German interior minister mulls cutting Hungarian EU funding

German Minister of State for European Affairs Michael Roth during an European General Affairs Council in Brussels, Belgium, 10 December 2019. [EPA-EFE/OLIVIER HOSLET]

German Interior Minister Horst Seehofer has said that the country is mulling cutting Hungary’s EU funding, saying the move would send the right signal on the bloc’s stance on Hungary’s recent paedophile law that discriminates against the LGBTQI+,” he told Augsburger Allgemeine.

The new Hungarian law bans the “portrayal and promotion” of homosexuality and trans identity in schools, media content and adverts aimed at under-18s.

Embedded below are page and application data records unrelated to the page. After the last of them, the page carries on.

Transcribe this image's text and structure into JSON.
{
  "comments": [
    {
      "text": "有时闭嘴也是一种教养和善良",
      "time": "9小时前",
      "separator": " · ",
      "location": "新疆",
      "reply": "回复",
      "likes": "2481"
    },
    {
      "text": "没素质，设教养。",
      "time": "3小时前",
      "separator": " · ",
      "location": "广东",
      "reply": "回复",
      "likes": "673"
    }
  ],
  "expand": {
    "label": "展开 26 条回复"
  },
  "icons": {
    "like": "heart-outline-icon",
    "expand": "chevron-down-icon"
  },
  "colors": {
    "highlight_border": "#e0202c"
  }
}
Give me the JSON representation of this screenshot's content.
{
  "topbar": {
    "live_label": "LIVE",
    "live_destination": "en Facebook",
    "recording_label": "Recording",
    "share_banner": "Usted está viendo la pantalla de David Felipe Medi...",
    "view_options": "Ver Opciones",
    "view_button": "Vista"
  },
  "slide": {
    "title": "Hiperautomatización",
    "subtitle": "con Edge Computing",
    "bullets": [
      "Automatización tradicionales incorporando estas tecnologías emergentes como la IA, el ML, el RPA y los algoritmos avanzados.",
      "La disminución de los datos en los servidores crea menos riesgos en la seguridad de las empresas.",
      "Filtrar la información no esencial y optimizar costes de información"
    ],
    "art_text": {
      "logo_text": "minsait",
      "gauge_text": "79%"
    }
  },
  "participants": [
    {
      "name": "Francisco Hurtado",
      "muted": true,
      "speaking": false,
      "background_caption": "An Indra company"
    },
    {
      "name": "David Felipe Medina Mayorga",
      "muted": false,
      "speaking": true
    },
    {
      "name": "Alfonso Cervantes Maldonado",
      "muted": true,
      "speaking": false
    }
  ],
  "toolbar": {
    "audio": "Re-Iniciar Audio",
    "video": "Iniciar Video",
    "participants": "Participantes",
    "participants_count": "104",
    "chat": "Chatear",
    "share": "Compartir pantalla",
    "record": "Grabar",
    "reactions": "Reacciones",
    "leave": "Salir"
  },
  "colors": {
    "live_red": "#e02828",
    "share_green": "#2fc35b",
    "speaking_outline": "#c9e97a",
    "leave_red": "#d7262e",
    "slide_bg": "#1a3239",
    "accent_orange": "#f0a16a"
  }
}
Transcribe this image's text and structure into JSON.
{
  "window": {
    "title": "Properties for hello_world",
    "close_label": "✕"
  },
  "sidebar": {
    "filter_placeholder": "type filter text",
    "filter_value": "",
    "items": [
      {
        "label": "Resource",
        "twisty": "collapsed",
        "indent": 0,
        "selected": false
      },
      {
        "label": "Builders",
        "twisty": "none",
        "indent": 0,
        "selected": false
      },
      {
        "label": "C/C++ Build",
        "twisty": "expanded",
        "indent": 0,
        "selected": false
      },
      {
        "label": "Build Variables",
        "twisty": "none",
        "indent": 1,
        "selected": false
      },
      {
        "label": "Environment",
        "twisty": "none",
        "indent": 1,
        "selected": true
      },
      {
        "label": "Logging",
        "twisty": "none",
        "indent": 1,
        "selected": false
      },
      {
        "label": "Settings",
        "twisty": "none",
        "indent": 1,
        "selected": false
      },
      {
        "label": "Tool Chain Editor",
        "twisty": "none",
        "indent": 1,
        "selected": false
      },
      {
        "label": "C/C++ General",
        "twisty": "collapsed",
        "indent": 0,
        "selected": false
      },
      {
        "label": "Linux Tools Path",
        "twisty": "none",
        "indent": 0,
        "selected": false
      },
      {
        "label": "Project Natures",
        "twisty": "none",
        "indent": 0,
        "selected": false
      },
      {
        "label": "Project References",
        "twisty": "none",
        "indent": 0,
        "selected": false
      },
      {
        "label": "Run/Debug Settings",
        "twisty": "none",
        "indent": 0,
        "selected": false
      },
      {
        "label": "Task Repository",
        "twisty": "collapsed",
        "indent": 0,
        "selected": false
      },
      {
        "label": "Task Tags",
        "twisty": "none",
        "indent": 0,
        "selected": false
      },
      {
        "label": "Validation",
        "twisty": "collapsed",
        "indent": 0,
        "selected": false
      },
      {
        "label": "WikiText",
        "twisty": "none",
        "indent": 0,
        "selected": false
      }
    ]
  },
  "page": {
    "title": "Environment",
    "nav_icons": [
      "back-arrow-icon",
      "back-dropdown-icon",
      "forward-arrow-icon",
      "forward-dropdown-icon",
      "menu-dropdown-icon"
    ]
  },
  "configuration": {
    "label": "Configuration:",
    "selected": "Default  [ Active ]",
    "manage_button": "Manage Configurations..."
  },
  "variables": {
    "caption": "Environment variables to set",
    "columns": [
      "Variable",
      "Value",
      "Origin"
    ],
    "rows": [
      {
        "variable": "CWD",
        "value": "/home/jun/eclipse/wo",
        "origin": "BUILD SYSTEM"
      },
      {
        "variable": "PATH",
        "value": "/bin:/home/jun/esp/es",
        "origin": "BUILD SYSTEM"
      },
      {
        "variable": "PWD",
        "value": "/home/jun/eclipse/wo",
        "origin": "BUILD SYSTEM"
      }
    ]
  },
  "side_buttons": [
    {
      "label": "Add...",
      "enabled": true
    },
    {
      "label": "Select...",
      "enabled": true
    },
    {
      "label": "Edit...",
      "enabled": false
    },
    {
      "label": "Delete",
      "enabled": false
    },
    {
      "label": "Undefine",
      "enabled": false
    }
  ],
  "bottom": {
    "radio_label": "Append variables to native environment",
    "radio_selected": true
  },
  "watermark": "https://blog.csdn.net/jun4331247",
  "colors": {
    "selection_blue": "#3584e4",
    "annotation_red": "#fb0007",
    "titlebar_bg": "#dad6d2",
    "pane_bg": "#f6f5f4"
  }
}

Asked if the EU should use the conditionality mechanism that ties EU funding to the rule of law, the conservative politician said in the interview with the German newspaper: “We have to stand up for European values with determination. This can happen in different ways.”

“I think cutting EU funding is one way to show that we are not standing idly by,” he added.

Seehofer’s remarks come as a surprise, as the Bavarian politician has long been seen as a supporter of the Hungarian prime minister in the European People’s Party (EPP).

Hungarian PM Viktor Orbán’s Fidesz party left the EPP this spring after years of disagreements with the conservative group. Seehofer said that “Orbán went too far with this law. It violates core values ​​of the European Union. We cannot and will not accept that.”

Nevertheless, echoing previous remarks from Commission spokespeople, the EU’s executive values and transparency chief, Věra Jourová, said on Wednesday the law “won’t trigger the EU’s rule of law mechanism, as these scenarios are not in the regulation,” Euronews reported.

The European Commission does not see the LGBTIQ+ provisions as falling within the scope of the legal tool, which foresees measures for cases where rule of law breaches “affect or seriously risk affecting the sound financial management of the Union budget or the protection of the financial interests of the Union in a sufficiently direct way.”

Subscribe to our newsletters

Subscribe